On tasting, we agreed that more ginger elevated the sauce and balanced it, but the addition of vinegar unbalanced the sauce somewhat. Readjusting the ginger solved the problem.

The strong saffron and ginger flavor provided a lot of depth and interest to what is often a flavorless fish, and would have enhanced the richness of a pike nicely. It is an attractive color, and is of itself vegetarian, so would be useful as a hot dressing for pressed tofu, or for steamed chicken.

Unfortunately, the sauce does not hold long or well, it begins to set quite quickly. As it comes together easily, it would not be hard to pre-measure dry ingredients for preparation at need, but with the balance of flavors and the tricky nature of the breadcrumb thickening, it might be more of a challenge than wise for a large scale service. If I were to serve it to larger groups, I would use a wide, shallow pan, and have one person doing only that sauce at time of need.

2 cups water
1/2t saffron
1 t powdered ginger
1/2 c fine breadcrumbs. (Italian loaf, staled overnight, grated or whizzed, and sifted)
River-fish fillets, grilled or roasted with nothing but salt.

-needs careful balancing
-sauce can stick and burn in an instant
-uses a fair lot of saffron.
-hidden gluten, need to warn loudly.

– fiddly

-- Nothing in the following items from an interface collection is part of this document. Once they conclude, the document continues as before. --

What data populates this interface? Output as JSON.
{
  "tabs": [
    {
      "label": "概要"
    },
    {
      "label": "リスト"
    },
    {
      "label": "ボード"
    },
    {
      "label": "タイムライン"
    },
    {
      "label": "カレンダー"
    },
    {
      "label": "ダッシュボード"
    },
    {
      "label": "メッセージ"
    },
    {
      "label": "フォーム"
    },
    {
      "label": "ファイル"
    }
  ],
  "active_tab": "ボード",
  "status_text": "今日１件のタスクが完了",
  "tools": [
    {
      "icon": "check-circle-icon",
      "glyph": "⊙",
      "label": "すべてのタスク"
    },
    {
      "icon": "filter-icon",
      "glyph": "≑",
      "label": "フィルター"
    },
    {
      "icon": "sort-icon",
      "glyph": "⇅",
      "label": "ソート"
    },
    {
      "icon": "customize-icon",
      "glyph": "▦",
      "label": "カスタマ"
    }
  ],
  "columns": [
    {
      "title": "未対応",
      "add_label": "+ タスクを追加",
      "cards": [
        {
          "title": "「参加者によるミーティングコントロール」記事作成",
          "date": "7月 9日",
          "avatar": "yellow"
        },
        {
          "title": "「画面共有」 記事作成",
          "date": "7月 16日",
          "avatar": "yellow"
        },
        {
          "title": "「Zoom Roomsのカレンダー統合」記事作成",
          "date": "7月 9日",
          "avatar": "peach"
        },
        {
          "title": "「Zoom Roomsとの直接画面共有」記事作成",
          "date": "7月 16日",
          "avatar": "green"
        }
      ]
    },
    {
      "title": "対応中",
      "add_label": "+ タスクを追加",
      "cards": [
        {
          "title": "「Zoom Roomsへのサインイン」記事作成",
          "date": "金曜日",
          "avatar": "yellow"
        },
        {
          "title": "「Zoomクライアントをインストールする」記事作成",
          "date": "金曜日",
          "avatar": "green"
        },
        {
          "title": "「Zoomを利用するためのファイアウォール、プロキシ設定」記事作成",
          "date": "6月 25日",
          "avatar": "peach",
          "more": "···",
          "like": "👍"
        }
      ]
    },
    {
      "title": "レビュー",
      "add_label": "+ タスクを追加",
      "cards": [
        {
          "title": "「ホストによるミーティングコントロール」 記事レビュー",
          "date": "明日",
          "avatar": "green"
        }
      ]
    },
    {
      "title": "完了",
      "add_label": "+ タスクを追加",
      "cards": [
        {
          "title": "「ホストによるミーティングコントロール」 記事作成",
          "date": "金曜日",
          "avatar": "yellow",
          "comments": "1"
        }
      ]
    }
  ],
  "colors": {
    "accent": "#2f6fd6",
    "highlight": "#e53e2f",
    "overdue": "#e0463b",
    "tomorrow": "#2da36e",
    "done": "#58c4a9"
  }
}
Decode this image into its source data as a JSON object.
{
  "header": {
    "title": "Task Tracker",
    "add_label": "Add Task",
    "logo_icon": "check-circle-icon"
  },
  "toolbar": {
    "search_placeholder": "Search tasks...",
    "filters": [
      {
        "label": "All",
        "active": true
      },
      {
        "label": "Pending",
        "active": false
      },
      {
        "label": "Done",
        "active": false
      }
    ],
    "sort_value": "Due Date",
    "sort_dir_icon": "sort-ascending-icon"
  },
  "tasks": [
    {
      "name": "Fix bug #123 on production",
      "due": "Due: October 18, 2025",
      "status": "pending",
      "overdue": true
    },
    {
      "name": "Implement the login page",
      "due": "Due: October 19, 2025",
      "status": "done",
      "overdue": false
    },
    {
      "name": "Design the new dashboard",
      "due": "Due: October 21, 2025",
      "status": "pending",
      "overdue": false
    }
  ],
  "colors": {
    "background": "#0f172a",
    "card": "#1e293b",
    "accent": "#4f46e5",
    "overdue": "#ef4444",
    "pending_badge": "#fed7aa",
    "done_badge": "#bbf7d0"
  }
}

– short holding time.
+reasonably common ingredients
+can be adapted to alternate dining needs quickly
+attractive and somewhat unusual color.